In the late 19th century several scientists, including Popov, Tesla, Lodge and Marconi, worked to investigate the properties of electromagnetic waves experimentally. In particular, Marconi demonstrated transmission of a radio signal over increasing distances, and by the end of 1901 he was able to attempt to send a signal from Poldhu in Cornwall, south-west England, to St John’s in Newfoundland, Canada.

The equipment was quite crude: the transmitter was a spark gap, generating an impulse with a broad spectrum, filtered by whatever selectivity the circuitry and the antenna possessed. The receiver was based around a detector known as a coherer.

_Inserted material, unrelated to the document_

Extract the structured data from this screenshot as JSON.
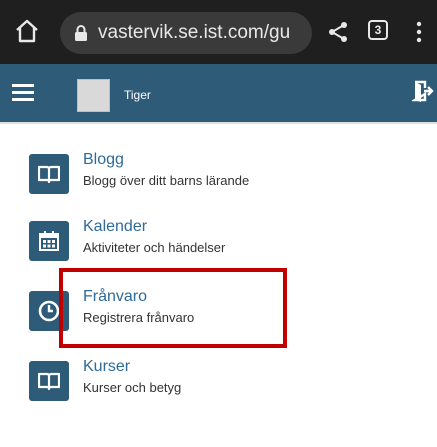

The nominal frequency of the signal was 700 kHz. Eventually the weak Morse code letter ‘S’ was heard by Marconi at St John’s. The next year Marconi carried out further demonstrations with the receiver on a ship sailing across the Atlantic.

Both Poldhu and St John’s are marked by IEEE Historic Milestone plaques.

There is still some controversy about the means of propagation. The whole transmission path was in daylight, and it is known that such low frequencies do not propagate over such distances in daylight. However, in 1974 a British physicist Jack Ratcliffe modelled the spectrum of the spark gap signal and showed that although there was a broad peak around 700 kHz, there was also a strong peak around 3.5 MHz. It is very likely that it was this that was responsible for the long-range propagation.

The success of Marconi’s experiment led to rapid developments in transmitter and receiver technology, and to the use of wireless for communication, and ultimately for broadcasting.


Further information may be found in:

Ratcliff, J. A., ‘Scientists’ reactions to Marconi’s transatlantic radio experiment’, Proc. IEE, 121 (9), pp1033-1038, 1974.

Griffiths, H.D., ‘Oliver Heaviside and the Heaviside Layer’, Phil. Trans. Roy Soc. A Vol.376, No.2134, 29 October 2018. https://royalsocietypublishing.org/doi/10.1098/rsta.2017.0459

Hugh Griffiths
University College London